It doesn’t help these people to stay interested that he uses McDonalds and other vast corporations as examples, and even though he tries to be clear that it’s the fact that they work as effective, scalable business models he is lauding rather than the product or the ethics, I know of people who have closed the book there – “I don’t want to build my company so I can sell it”, or “if I have to do what McDonalds does to be successful, then I’m out.”

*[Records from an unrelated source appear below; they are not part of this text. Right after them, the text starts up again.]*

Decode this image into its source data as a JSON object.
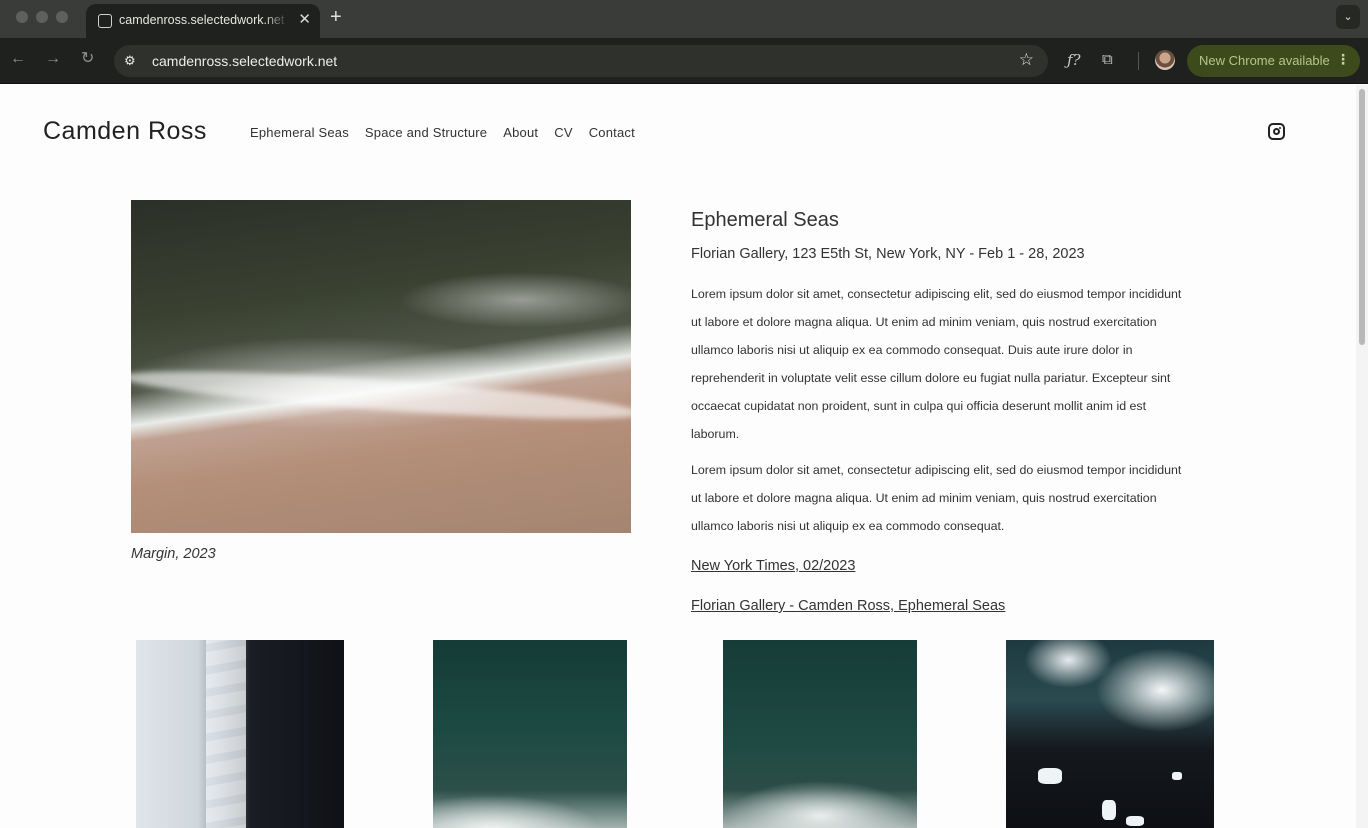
{
  "browser": {
    "tab_title": "camdenross.selectedwork.net",
    "tab_close": "✕",
    "new_tab": "+",
    "tab_menu": "⌄",
    "url": "camdenross.selectedwork.net",
    "update_label": "New Chrome available",
    "icons": {
      "back": "←",
      "forward": "→",
      "reload": "↻",
      "site_info": "⚙",
      "bookmark": "☆",
      "extension_fx": "ƒ?",
      "extensions": "⧉",
      "menu": "⋮"
    }
  },
  "site": {
    "title": "Camden Ross",
    "nav": [
      "Ephemeral Seas",
      "Space and Structure",
      "About",
      "CV",
      "Contact"
    ]
  },
  "hero": {
    "caption": "Margin, 2023"
  },
  "exhibition": {
    "title": "Ephemeral Seas",
    "venue": "Florian Gallery, 123 E5th St, New York, NY - Feb 1 - 28, 2023",
    "paragraphs": [
      "Lorem ipsum dolor sit amet, consectetur adipiscing elit, sed do eiusmod tempor incididunt ut labore et dolore magna aliqua. Ut enim ad minim veniam, quis nostrud exercitation ullamco laboris nisi ut aliquip ex ea commodo consequat. Duis aute irure dolor in reprehenderit in voluptate velit esse cillum dolore eu fugiat nulla pariatur. Excepteur sint occaecat cupidatat non proident, sunt in culpa qui officia deserunt mollit anim id est laborum.",
      "Lorem ipsum dolor sit amet, consectetur adipiscing elit, sed do eiusmod tempor incididunt ut labore et dolore magna aliqua. Ut enim ad minim veniam, quis nostrud exercitation ullamco laboris nisi ut aliquip ex ea commodo consequat."
    ],
    "links": [
      "New York Times, 02/2023",
      "Florian Gallery - Camden Ross, Ephemeral Seas"
    ]
  }
}
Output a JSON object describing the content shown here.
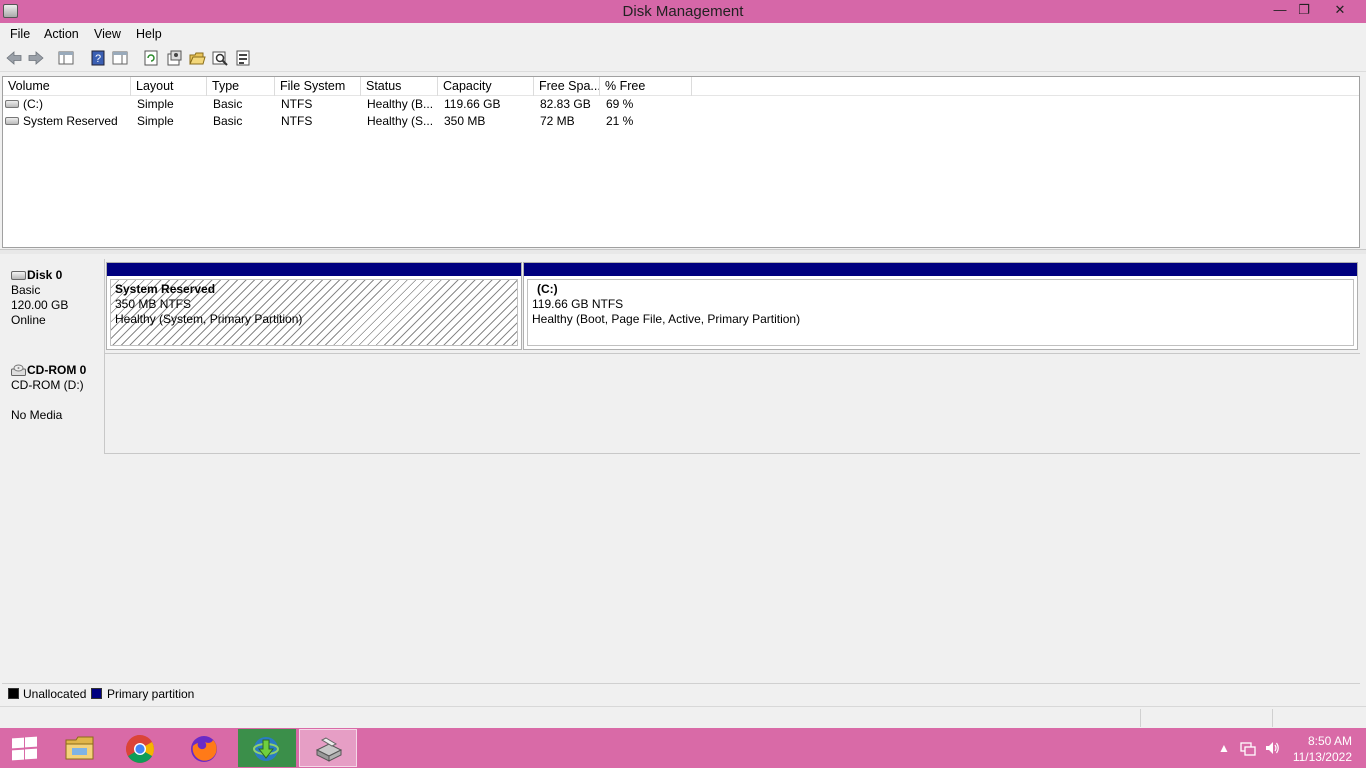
{
  "window": {
    "title": "Disk Management",
    "minimize_glyph": "—",
    "restore_glyph": "❐",
    "close_glyph": "✕"
  },
  "menu": [
    "File",
    "Action",
    "View",
    "Help"
  ],
  "toolbar": {
    "icons": [
      "back-icon",
      "forward-icon",
      "show-hide-console-tree-icon",
      "help-icon",
      "show-hide-action-pane-icon",
      "refresh-icon",
      "properties-icon",
      "open-icon",
      "explore-icon",
      "disk-properties-icon"
    ]
  },
  "volume_list": {
    "columns": [
      "Volume",
      "Layout",
      "Type",
      "File System",
      "Status",
      "Capacity",
      "Free Spa...",
      "% Free"
    ],
    "rows": [
      {
        "volume": "(C:)",
        "layout": "Simple",
        "type": "Basic",
        "fs": "NTFS",
        "status": "Healthy (B...",
        "capacity": "119.66 GB",
        "free": "82.83 GB",
        "pct": "69 %"
      },
      {
        "volume": "System Reserved",
        "layout": "Simple",
        "type": "Basic",
        "fs": "NTFS",
        "status": "Healthy (S...",
        "capacity": "350 MB",
        "free": "72 MB",
        "pct": "21 %"
      }
    ]
  },
  "disks": [
    {
      "name": "Disk 0",
      "kind": "Basic",
      "size": "120.00 GB",
      "state": "Online",
      "partitions": [
        {
          "name": "System Reserved",
          "size": "350 MB NTFS",
          "status": "Healthy (System, Primary Partition)"
        },
        {
          "name": "(C:)",
          "size": "119.66 GB NTFS",
          "status": "Healthy (Boot, Page File, Active, Primary Partition)"
        }
      ]
    },
    {
      "name": "CD-ROM 0",
      "kind": "CD-ROM (D:)",
      "size": "",
      "state": "No Media"
    }
  ],
  "legend": [
    {
      "label": "Unallocated",
      "color": "#000000"
    },
    {
      "label": "Primary partition",
      "color": "#00007f"
    }
  ],
  "taskbar": {
    "apps": [
      "file-explorer-icon",
      "chrome-icon",
      "firefox-icon",
      "internet-download-manager-icon",
      "disk-management-icon"
    ],
    "time": "8:50 AM",
    "date": "11/13/2022"
  },
  "colors": {
    "title_bar": "#d667a8",
    "taskbar": "#d96aa7",
    "primary_partition": "#00007f"
  }
}
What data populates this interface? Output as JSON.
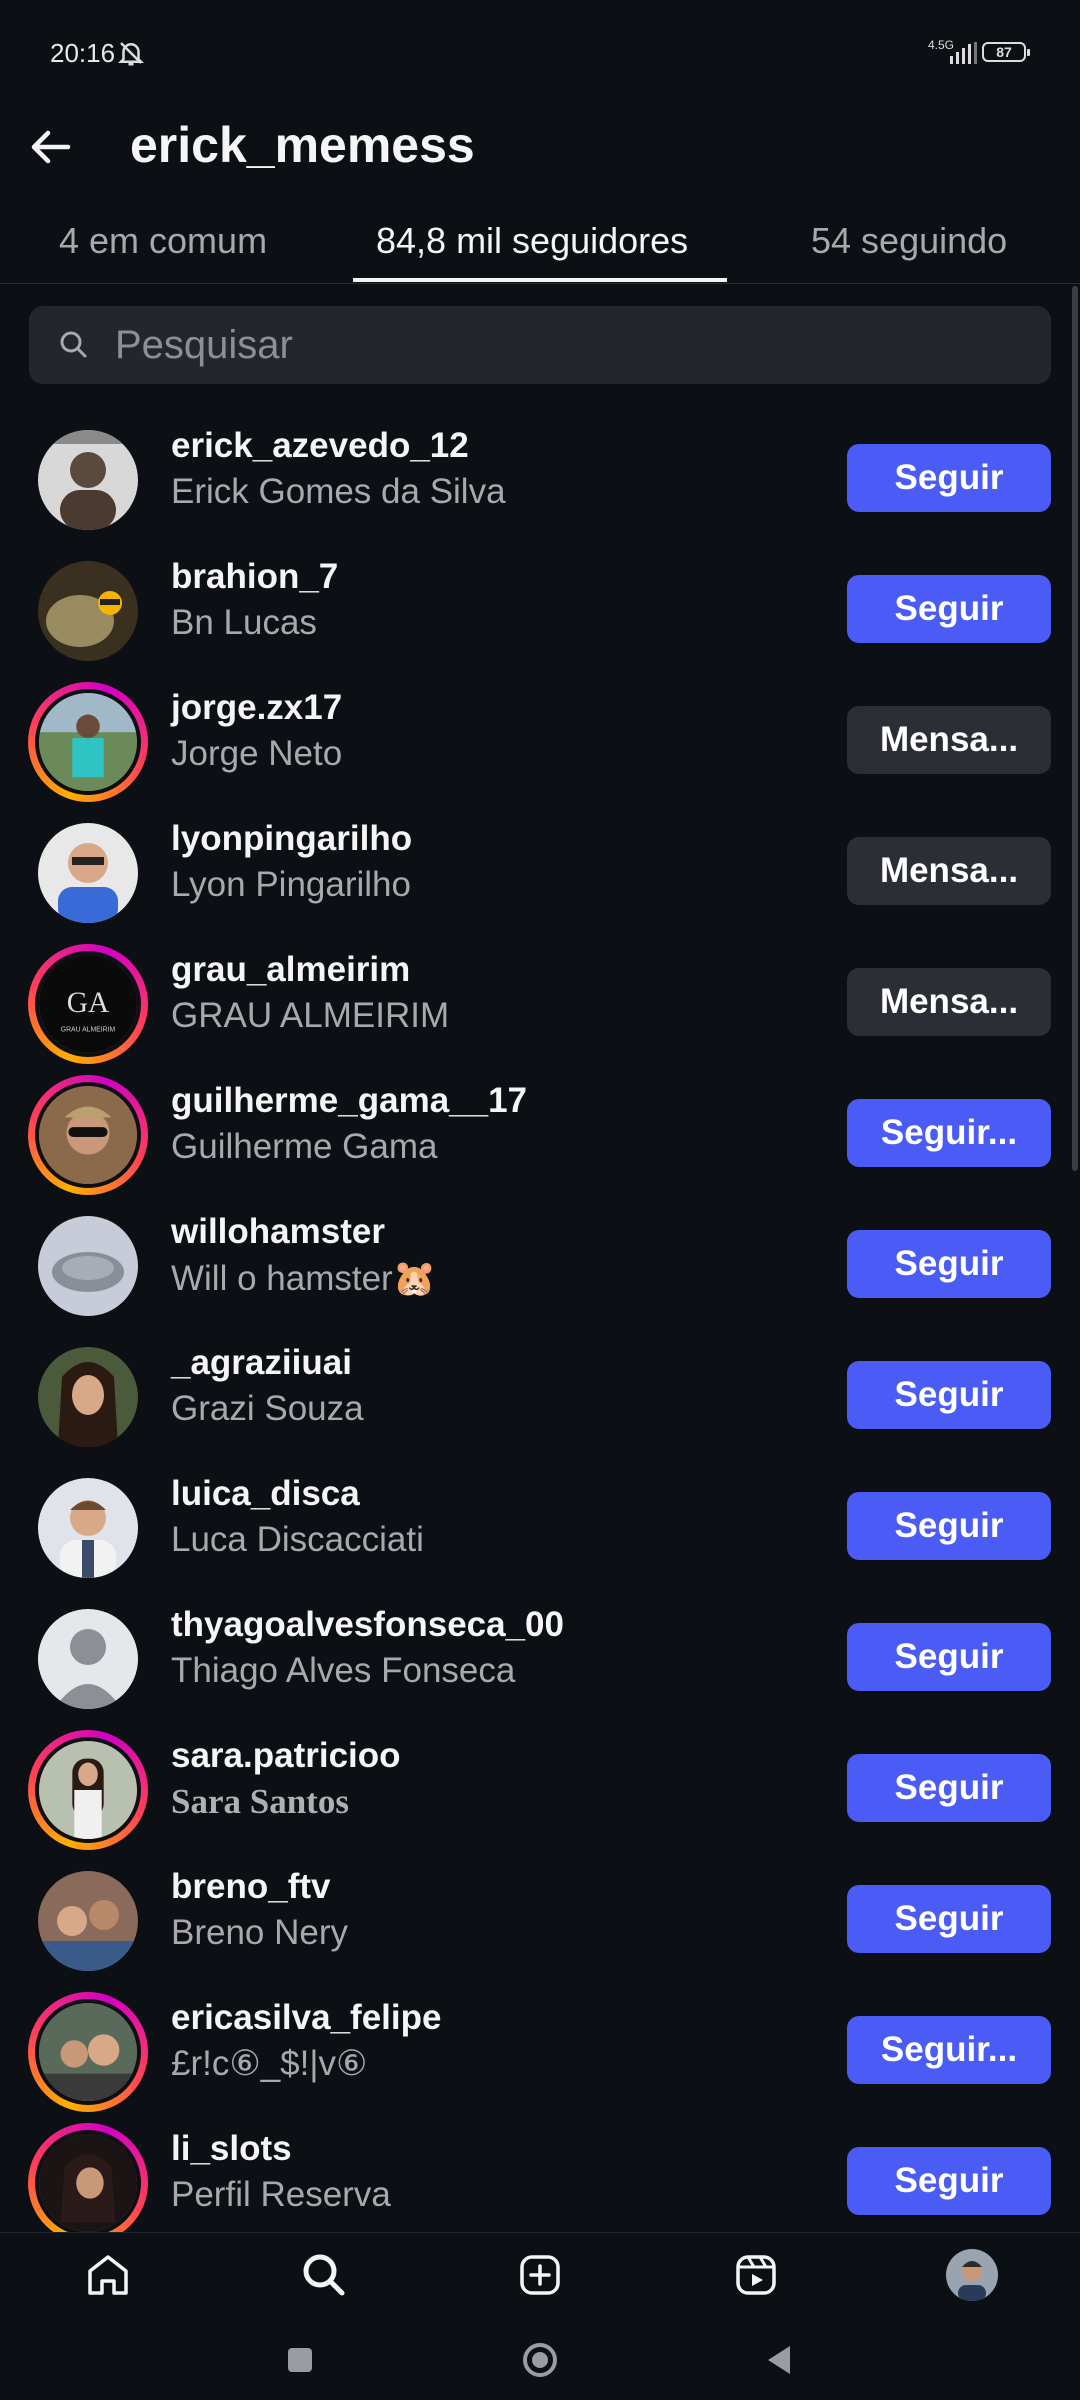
{
  "status": {
    "time": "20:16",
    "network": "4.5G",
    "battery": "87"
  },
  "header": {
    "title": "erick_memess"
  },
  "tabs": [
    {
      "label": "4 em comum"
    },
    {
      "label": "84,8 mil seguidores"
    },
    {
      "label": "54 seguindo"
    }
  ],
  "search": {
    "placeholder": "Pesquisar"
  },
  "accounts": [
    {
      "username": "erick_azevedo_12",
      "name": "Erick Gomes da Silva",
      "action": "Seguir"
    },
    {
      "username": "brahion_7",
      "name": "Bn Lucas",
      "action": "Seguir"
    },
    {
      "username": "jorge.zx17",
      "name": "Jorge Neto",
      "action": "Mensa..."
    },
    {
      "username": "lyonpingarilho",
      "name": "Lyon Pingarilho",
      "action": "Mensa..."
    },
    {
      "username": "grau_almeirim",
      "name": "GRAU ALMEIRIM",
      "action": "Mensa..."
    },
    {
      "username": "guilherme_gama__17",
      "name": "Guilherme Gama",
      "action": "Seguir..."
    },
    {
      "username": "willohamster",
      "name": "Will o hamster🐹",
      "action": "Seguir"
    },
    {
      "username": "_agraziiuai",
      "name": "Grazi Souza",
      "action": "Seguir"
    },
    {
      "username": "luica_disca",
      "name": "Luca Discacciati",
      "action": "Seguir"
    },
    {
      "username": "thyagoalvesfonseca_00",
      "name": "Thiago Alves Fonseca",
      "action": "Seguir"
    },
    {
      "username": "sara.patricioo",
      "name": "Sara Santos",
      "action": "Seguir"
    },
    {
      "username": "breno_ftv",
      "name": "Breno Nery",
      "action": "Seguir"
    },
    {
      "username": "ericasilva_felipe",
      "name": "£r!c⑥_$!|v⑥",
      "action": "Seguir..."
    },
    {
      "username": "li_slots",
      "name": "Perfil Reserva",
      "action": "Seguir"
    }
  ],
  "avatar_logo_text": "GRAU ALMEIRIM",
  "colors": {
    "background": "#0c0f14",
    "primary_button": "#4a5cf5",
    "secondary_button": "#2b2e34",
    "muted_text": "#a8a8ad"
  },
  "bottom_nav": [
    "home-icon",
    "search-icon",
    "create-icon",
    "reels-icon",
    "profile-avatar"
  ],
  "system_nav": [
    "recents-icon",
    "home-circle-icon",
    "back-triangle-icon"
  ]
}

While I’m also of this not-so-corporate mindset, if you can cut through the incessant story telling in E-Myth, there are some sensible tools that we technicians can use to improve the ‘workability’ of our businesses so that, even if you don't plan to grow it too big or sell it, at least the fact it 'works' should help you continue to do it more smoothly and for longer.
The most important tip is to schedule in time for you to work on your business, rather than just in your business, the rest of these examples are suggestions of how you might do that:
  • Start with an organisation chart for the ideal business size, even if it’s just you performing all the roles to start with, so that you can plan for growth from the start.
  • Work on the technical, managerial and strategic aspects of your company.
  • Work out and be able to articulate your company’s identity, what are you selling/what is different about you (think along the lines of ‘Godiva chocolates is selling sensuality/luxury', rather than just sweets).
  • Apply the identity to your business visually, linguistically and practically so it’s clear to your customers and staff.
  • Create a system that is able to function without you – document the processes and responsibilities in the various roles in your business for clarity, consistency, and so that anyone can potentially carry them out. This should be an evolving document as you improve processes over time.
And so now, in the planning stage before I can get too involved in the technical side of things is a perfect time to work on the vision side of things and nurture my inner manager/entrepreneur. Nope, still dislike that E word. :) 

Anyone else read the E-Myth book? What was your take, and if you found it useful what were the most interesting points for you? On another note, anyone got their hands on a copy of Modernist Cuisine yet? Gosh that's a lot of money for a cookbook. If the hype is to be believed, the scientific insight could revolutionize cooking - I do, deeply, want to understand the whys behind even traditional cooking methods. I'd love a sneak peak at the baking section.. it's not on the Amazon "look inside" page selection. Anyone had a look?

Update! They have a sample copy of Modernist Cuisine to browse in the Tsutaya at the bottom of Keyakizaka behind Roppongi Hills (if you can heft the volumes out of the perspex display case). I only had time for a quick flick-through when I saw it, but it is beautiful. Going for 60,000 JPY if I remember correctly. Wow. Wonder if you're allowed to take it to your seat with a coffee like with the other books, heh. Will go back for a proper look!
See the red dot, next to the "?" sign? That's it!